Work instructions | Which lines of the entries contain the word "collaborators"? Please list them.

Start of Records for processing

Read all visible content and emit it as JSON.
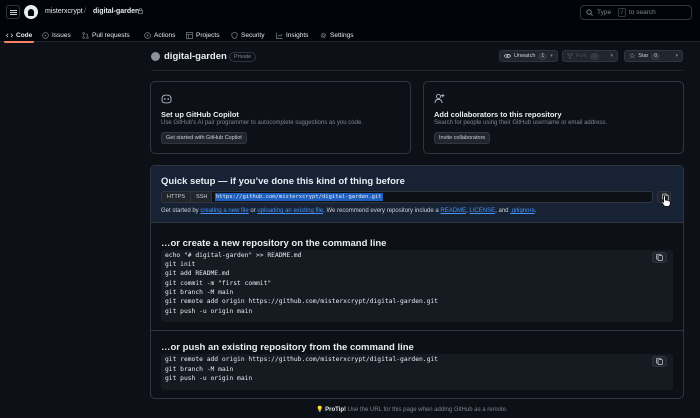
{
  "header": {
    "owner": "misterxcrypt",
    "separator": "/",
    "repo": "digital-garden",
    "search": {
      "type_label": "Type",
      "key": "/",
      "rest": "to search"
    }
  },
  "nav": {
    "tabs": [
      {
        "label": "Code",
        "icon": "code-icon",
        "active": true
      },
      {
        "label": "Issues",
        "icon": "issue-icon"
      },
      {
        "label": "Pull requests",
        "icon": "pull-request-icon"
      },
      {
        "label": "Actions",
        "icon": "play-icon"
      },
      {
        "label": "Projects",
        "icon": "table-icon"
      },
      {
        "label": "Security",
        "icon": "shield-icon"
      },
      {
        "label": "Insights",
        "icon": "graph-icon"
      },
      {
        "label": "Settings",
        "icon": "gear-icon"
      }
    ]
  },
  "repo": {
    "title": "digital-garden",
    "visibility": "Private",
    "unwatch_label": "Unwatch",
    "unwatch_count": "1",
    "fork_label": "Fork",
    "fork_count": "0",
    "star_label": "Star",
    "star_count": "0"
  },
  "cards": {
    "copilot": {
      "title": "Set up GitHub Copilot",
      "desc": "Use GitHub's AI pair programmer to autocomplete suggestions as you code.",
      "button": "Get started with GitHub Copilot"
    },
    "collab": {
      "title": "Add collaborators to this repository",
      "desc": "Search for people using their GitHub username or email address.",
      "button": "Invite collaborators"
    }
  },
  "quick_setup": {
    "title": "Quick setup — if you’ve done this kind of thing before",
    "https": "HTTPS",
    "ssh": "SSH",
    "url": "https://github.com/misterxcrypt/digital-garden.git",
    "line": {
      "prefix": "Get started by ",
      "link1": "creating a new file",
      "mid1": " or ",
      "link2": "uploading an existing file",
      "mid2": ". We recommend every repository include a ",
      "link3": "README",
      "mid3": ", ",
      "link4": "LICENSE",
      "mid4": ", and ",
      "link5": ".gitignore",
      "suffix": "."
    }
  },
  "create_section": {
    "title": "…or create a new repository on the command line",
    "lines": [
      "echo \"# digital-garden\" >> README.md",
      "git init",
      "git add README.md",
      "git commit -m \"first commit\"",
      "git branch -M main",
      "git remote add origin https://github.com/misterxcrypt/digital-garden.git",
      "git push -u origin main"
    ]
  },
  "push_section": {
    "title": "…or push an existing repository from the command line",
    "lines": [
      "git remote add origin https://github.com/misterxcrypt/digital-garden.git",
      "git branch -M main",
      "git push -u origin main"
    ]
  },
  "protip": {
    "bold": "ProTip!",
    "text": " Use the URL for this page when adding GitHub as a remote."
  },
  "colors": {
    "background": "#0d1117",
    "header": "#010409",
    "accent": "#f78166",
    "link": "#4493f8",
    "setup_highlight": "#172235"
  }
}
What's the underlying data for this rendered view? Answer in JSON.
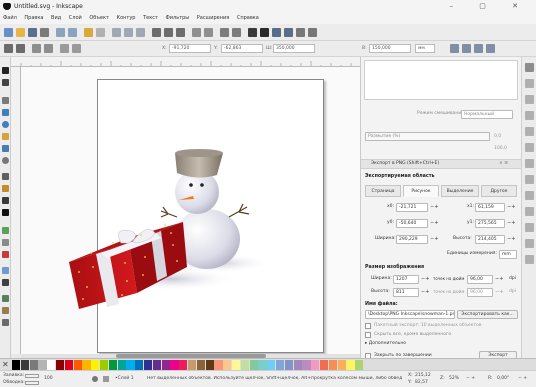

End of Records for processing

Response box |
      "title": "Add collaborators to this repository",
      "button": "Invite collaborators"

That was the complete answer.